(DATA TO PROCESS)
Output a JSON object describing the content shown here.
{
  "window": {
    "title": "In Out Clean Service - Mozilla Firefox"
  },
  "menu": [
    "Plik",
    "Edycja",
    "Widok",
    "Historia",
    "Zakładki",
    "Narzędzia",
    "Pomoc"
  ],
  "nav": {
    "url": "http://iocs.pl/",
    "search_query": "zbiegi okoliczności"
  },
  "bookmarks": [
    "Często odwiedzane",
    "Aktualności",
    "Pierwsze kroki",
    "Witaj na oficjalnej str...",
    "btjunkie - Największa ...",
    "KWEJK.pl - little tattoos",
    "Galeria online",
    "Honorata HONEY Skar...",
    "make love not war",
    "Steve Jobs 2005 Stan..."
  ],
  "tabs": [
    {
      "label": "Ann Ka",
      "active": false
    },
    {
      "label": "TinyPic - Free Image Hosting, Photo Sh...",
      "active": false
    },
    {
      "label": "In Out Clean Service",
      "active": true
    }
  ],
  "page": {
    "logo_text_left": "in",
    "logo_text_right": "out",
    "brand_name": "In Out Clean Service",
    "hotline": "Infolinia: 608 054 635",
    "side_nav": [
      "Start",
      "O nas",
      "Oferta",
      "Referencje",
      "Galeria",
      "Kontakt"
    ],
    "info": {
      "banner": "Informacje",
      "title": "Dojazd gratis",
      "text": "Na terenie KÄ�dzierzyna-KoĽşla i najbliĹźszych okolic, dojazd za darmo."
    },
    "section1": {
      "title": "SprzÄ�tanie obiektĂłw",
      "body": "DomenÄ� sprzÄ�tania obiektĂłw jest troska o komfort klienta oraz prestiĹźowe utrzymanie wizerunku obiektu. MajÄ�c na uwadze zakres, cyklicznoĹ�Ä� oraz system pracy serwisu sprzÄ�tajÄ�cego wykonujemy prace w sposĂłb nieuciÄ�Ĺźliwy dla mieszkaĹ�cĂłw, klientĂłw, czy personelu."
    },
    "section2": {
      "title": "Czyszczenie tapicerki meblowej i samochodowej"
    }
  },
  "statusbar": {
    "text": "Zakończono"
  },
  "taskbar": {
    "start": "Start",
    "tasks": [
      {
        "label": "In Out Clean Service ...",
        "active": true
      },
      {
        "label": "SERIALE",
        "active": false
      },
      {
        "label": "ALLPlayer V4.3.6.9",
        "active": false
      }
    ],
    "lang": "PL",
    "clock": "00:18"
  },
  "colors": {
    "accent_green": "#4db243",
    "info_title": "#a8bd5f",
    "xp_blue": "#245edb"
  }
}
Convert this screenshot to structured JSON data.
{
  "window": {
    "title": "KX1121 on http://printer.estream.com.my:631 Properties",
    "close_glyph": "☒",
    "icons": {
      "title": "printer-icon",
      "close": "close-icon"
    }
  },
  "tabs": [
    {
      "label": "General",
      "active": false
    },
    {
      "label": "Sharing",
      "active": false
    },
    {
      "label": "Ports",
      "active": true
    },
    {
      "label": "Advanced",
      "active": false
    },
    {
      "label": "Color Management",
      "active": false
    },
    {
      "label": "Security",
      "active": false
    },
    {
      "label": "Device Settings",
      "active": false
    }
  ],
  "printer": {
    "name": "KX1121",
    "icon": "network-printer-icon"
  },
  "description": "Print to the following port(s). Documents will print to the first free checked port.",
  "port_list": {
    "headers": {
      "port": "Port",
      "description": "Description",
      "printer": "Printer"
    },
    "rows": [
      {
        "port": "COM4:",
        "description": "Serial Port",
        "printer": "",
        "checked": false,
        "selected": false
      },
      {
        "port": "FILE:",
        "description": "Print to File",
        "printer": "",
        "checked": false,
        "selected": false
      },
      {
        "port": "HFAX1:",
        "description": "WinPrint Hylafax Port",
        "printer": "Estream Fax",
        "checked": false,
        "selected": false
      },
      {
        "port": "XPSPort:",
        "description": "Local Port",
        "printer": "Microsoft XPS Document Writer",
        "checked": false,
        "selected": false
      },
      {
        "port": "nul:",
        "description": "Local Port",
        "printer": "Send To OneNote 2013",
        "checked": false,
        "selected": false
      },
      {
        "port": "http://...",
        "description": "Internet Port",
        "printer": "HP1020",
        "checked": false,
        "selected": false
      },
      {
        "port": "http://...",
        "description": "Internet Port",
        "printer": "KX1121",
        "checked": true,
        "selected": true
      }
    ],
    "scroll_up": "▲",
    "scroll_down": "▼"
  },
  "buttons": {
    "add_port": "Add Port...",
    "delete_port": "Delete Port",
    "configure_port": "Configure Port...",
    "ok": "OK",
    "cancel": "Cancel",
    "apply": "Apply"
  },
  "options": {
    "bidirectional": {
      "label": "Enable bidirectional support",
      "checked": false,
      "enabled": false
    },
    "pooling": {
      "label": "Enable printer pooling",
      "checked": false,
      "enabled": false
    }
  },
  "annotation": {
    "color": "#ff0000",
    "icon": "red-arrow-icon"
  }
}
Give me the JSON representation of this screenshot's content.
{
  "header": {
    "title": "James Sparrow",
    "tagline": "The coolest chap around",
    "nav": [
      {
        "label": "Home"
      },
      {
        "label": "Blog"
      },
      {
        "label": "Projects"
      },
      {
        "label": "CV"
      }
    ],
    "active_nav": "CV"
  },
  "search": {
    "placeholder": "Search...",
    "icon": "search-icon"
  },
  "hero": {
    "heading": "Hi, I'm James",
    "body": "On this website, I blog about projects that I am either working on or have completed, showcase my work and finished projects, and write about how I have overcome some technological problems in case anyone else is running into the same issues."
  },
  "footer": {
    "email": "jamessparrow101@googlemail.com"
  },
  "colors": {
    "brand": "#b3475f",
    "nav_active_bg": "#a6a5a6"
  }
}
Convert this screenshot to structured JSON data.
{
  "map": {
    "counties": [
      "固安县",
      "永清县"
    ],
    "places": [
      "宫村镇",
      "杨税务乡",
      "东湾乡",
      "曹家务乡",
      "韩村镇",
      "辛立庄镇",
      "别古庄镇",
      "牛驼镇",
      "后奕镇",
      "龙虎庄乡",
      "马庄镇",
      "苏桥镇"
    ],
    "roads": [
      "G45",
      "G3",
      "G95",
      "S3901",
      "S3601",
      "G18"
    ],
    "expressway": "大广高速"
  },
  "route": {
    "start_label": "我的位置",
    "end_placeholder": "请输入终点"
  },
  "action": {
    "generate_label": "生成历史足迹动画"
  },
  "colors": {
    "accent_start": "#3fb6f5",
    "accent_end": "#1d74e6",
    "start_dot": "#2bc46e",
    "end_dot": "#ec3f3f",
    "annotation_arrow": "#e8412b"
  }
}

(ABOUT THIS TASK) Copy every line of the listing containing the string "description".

(EXERCISE RESPONSE)
  "description": "Print to the following port(s). Documents will print to the first free checked port.",
      "description": "Description",
        "description": "Serial Port",
        "description": "Print to File",
        "description": "WinPrint Hylafax Port",
        "description": "Local Port",
        "description": "Local Port",
        "description": "Internet Port",
        "description": "Internet Port",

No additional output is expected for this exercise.